It’s the final step in a corporate termination and the point at which IRS tax consequences start to apply.
Corporations in the process of a complete liquidation – either to terminate the business or change its structure to a non-corporate status -- are required by law to transfer all cash and property assets back to shareholders as payment in full for the exchange of stock.
You made no other transactions involving Baker stock for the rest of 2005 and the first 30 days of 2006.
Your short sale is treated as a constructive sale of an appreciated financial position because a sale of your Baker stock on the date of the short sale would have resulted in a gain.
At the corporate level, a nonliquidating corporate distribution can also have varying tax consequences.
The distribution may have no tax effect, or it may trigger corporate-level capital gain and/or ordinary income.
In that case, you must recognize gain as if the short sale were closed when the property became substantially worthless. Entering into a short sale may cause you to be treated as having made a constructive sale of property.
In that case, you will have to recognize gain on the date of the constructive sale.

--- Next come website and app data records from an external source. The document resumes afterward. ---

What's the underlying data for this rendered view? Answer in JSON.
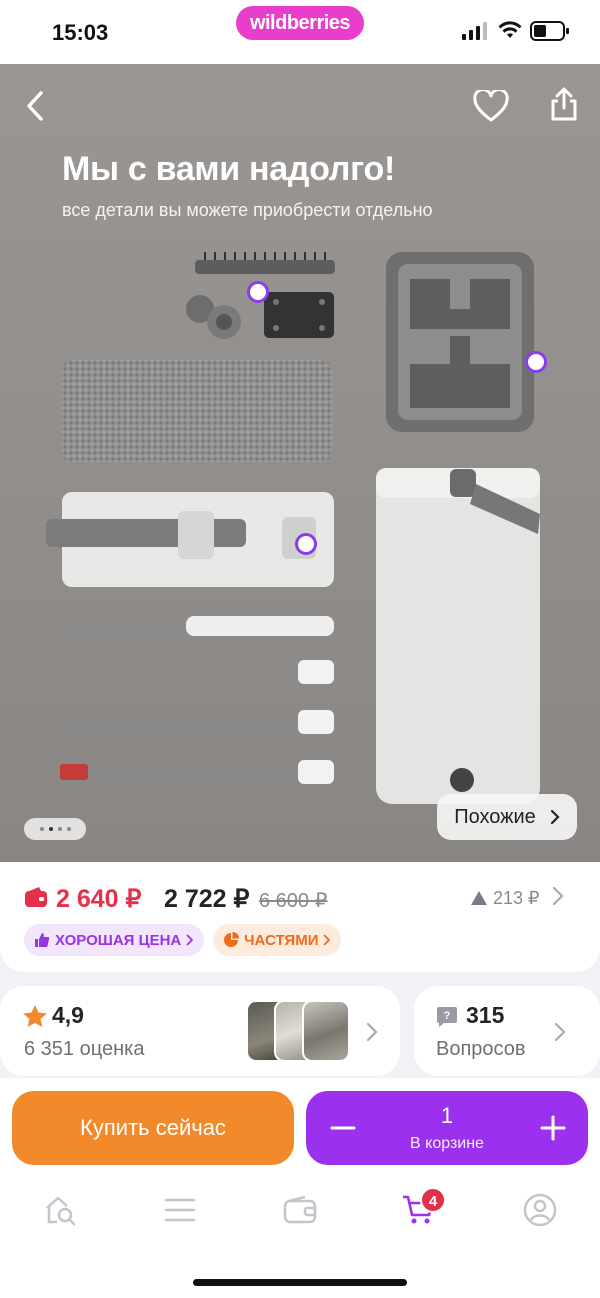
{
  "status": {
    "time": "15:03",
    "brand": "wildberries"
  },
  "hero": {
    "title": "Мы с вами надолго!",
    "subtitle": "все детали вы можете приобрести отдельно",
    "similar_label": "Похожие",
    "pager": {
      "count": 4,
      "active": 2
    }
  },
  "price": {
    "wallet_price": "2 640 ₽",
    "price": "2 722 ₽",
    "old_price": "6 600 ₽",
    "drop": "213 ₽",
    "badges": [
      {
        "label": "ХОРОШАЯ ЦЕНА"
      },
      {
        "label": "ЧАСТЯМИ"
      }
    ]
  },
  "rating": {
    "value": "4,9",
    "count": "6 351 оценка"
  },
  "questions": {
    "value": "315",
    "label": "Вопросов"
  },
  "actions": {
    "buy_label": "Купить сейчас",
    "qty": "1",
    "qty_label": "В корзине"
  },
  "tabbar": {
    "cart_count": "4"
  },
  "colors": {
    "accent": "#9b31ee",
    "buy": "#f28a2c",
    "wallet": "#e5304c",
    "brand": "#e93dcc"
  }
}
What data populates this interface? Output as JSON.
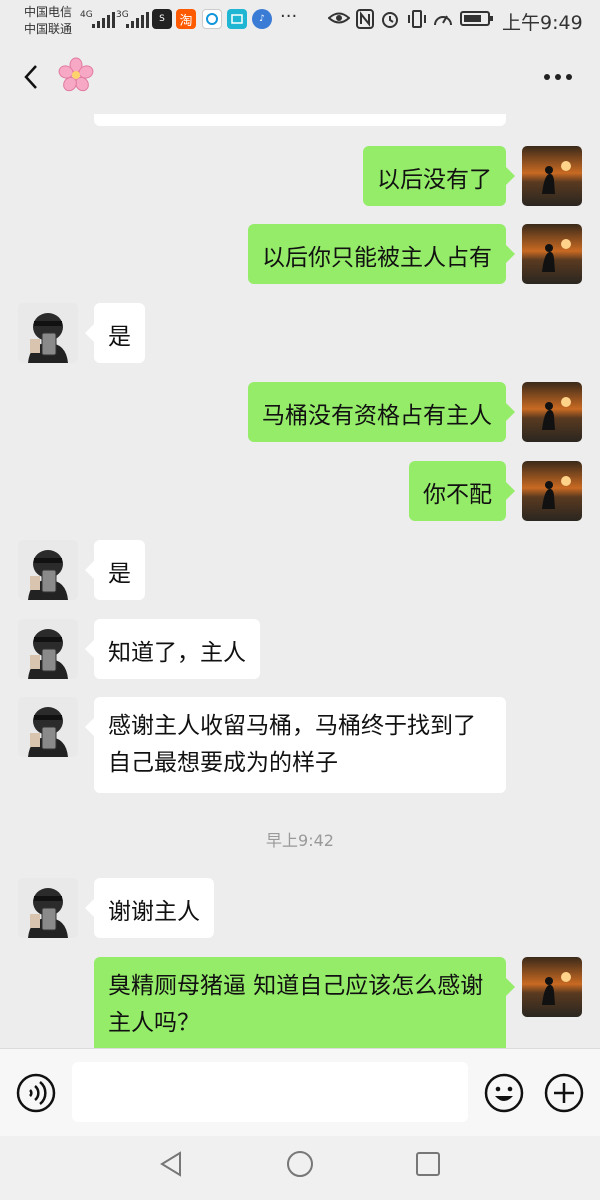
{
  "status_bar": {
    "carrier_1": "中国电信",
    "carrier_2": "中国联通",
    "net_1": "4G",
    "net_2": "3G",
    "time": "上午9:49",
    "battery_level": 0.75,
    "icons": [
      "soul-app-icon",
      "taobao-app-icon",
      "qq-app-icon",
      "reader-app-icon",
      "music-app-icon",
      "eye-icon",
      "nfc-icon",
      "alarm-icon",
      "vibrate-icon",
      "speed-icon",
      "battery-icon"
    ]
  },
  "header": {
    "contact_icon": "cherry-blossom-emoji",
    "back_icon": "back-chevron-icon",
    "more_icon": "more-dots-icon"
  },
  "colors": {
    "background": "#ededed",
    "sent_bubble": "#95ec69",
    "received_bubble": "#ffffff",
    "timestamp": "#999999"
  },
  "messages": [
    {
      "side": "right",
      "text": "以后没有了"
    },
    {
      "side": "right",
      "text": "以后你只能被主人占有"
    },
    {
      "side": "left",
      "text": "是"
    },
    {
      "side": "right",
      "text": "马桶没有资格占有主人"
    },
    {
      "side": "right",
      "text": "你不配"
    },
    {
      "side": "left",
      "text": "是"
    },
    {
      "side": "left",
      "text": "知道了，主人"
    },
    {
      "side": "left",
      "text": "感谢主人收留马桶，马桶终于找到了自己最想要成为的样子"
    },
    {
      "side": "left",
      "text": "谢谢主人"
    },
    {
      "side": "right",
      "text": "臭精厕母猪逼 知道自己应该怎么感谢主人吗？"
    }
  ],
  "timestamp": "早上9:42",
  "input": {
    "placeholder": "",
    "voice_icon": "voice-icon",
    "emoji_icon": "emoji-icon",
    "plus_icon": "plus-icon"
  },
  "navbar": {
    "icons": [
      "nav-back-icon",
      "nav-home-icon",
      "nav-recent-icon"
    ]
  }
}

The amount reported on a 1099-DIV represents the return of a shareholder’s investment.If the governing state allows dissolved corporations to retain assets, the corporation can continue to exist.Liquidation marks the point when a corporation has committed to closing its doors.The 1040 Edition Plus incorporates the Clients with Children and W-2/1099 Roadmap Fast Tax Facts with the 1040 Edition.Both Fast Tax Facts ( = Retail Value) are bound into the book and include information not found in the 1040 Edition.